Biology: Creeping buttercup overwinters as a rosette or seed. In the spring, overwintered rosettes produce new leaves, and seeds may germinate. Horizontal creeping stems (stolons) develop from leaf axils. Stolons root at the nodes to form new rosettes that are genetically identical to the parent. Stolon development continues throughout the summer, but by late summer or early fall, the stolons connecting parent and daughter rosettes wither. Because of this growth habit, creeping buttercup can rapidly spread to form large patches.

Flowering occurs from April to August. One to five glossy, golden yellow flowers are produced on an erect flower stem. Flowers are pollinated by a wide variety of insects, and 20 to 50 single-seeded fruits are produced in a spherical seed head. These seeds are spread by wind, birds, rodents and humans. Seeds can remain viable in the seedbank for several years and tend to be highly dormant, with only a few seeds germinating in a given spring.

Because of its low growth form, creeping buttercup escapes control by mowing. However, established plants can be controlled by repeated tillage. This species persists in no-till and perennial crops such as strawberry and asparagus.
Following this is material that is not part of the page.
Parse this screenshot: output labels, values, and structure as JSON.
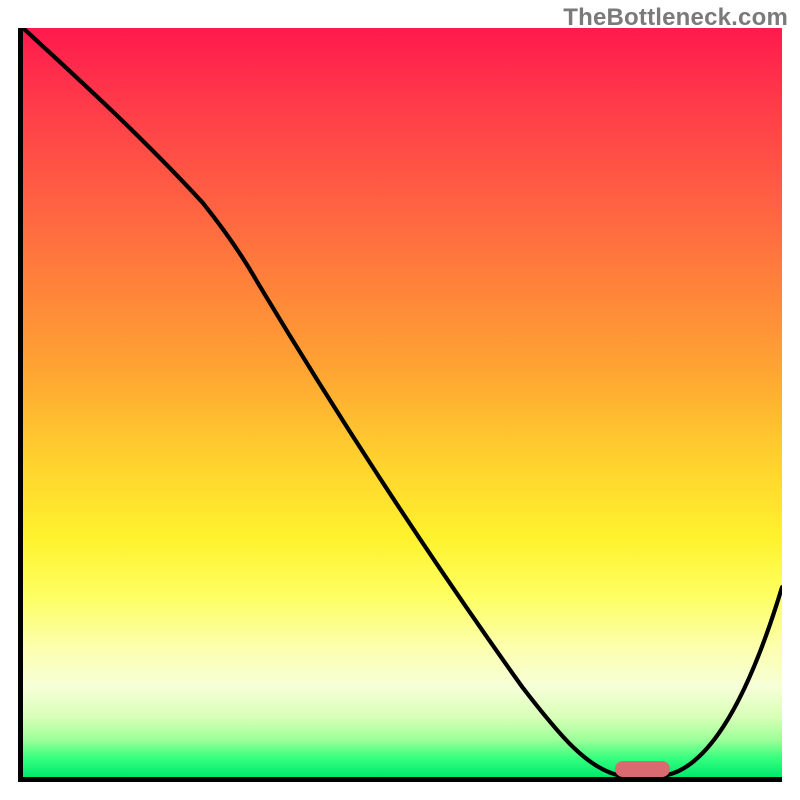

Its growth habit and flowering pattern resemble that of strawberry, a crop in which it is particularly troublesome.
 


Toxicity: Creeping buttercup contains a bitter, irritating oil called protoanemonin that is toxic to grazing livestock (especially cattle). Toxicity varies with plant age, growing conditions, and freshness of foliage. The toxic oil is released when fresh leaves and stems are grazed, causing irritation to the skin and the lining of the mouth and digestive tract. In severe cases, gastric irritation progresses to paralysis, convulsions, and death. Because the fresh foliage of creeping buttercup is distasteful, animals tend to avoid it if better forage is available. The toxic oil evaporates quickly, so hay containing dried buttercup foliage is not harmful.
 

Facts and Folklore:
  • The common name 'buttercup' was derived from the golden yellow color of the flower.

  • The common name 'crowfoot' refers to the resemblance of the leaf to a large bird’s foot.

  • The genus name, Ranunculus, means 'little frog', and likely refers to the plant's affinity for bogs and other moist places.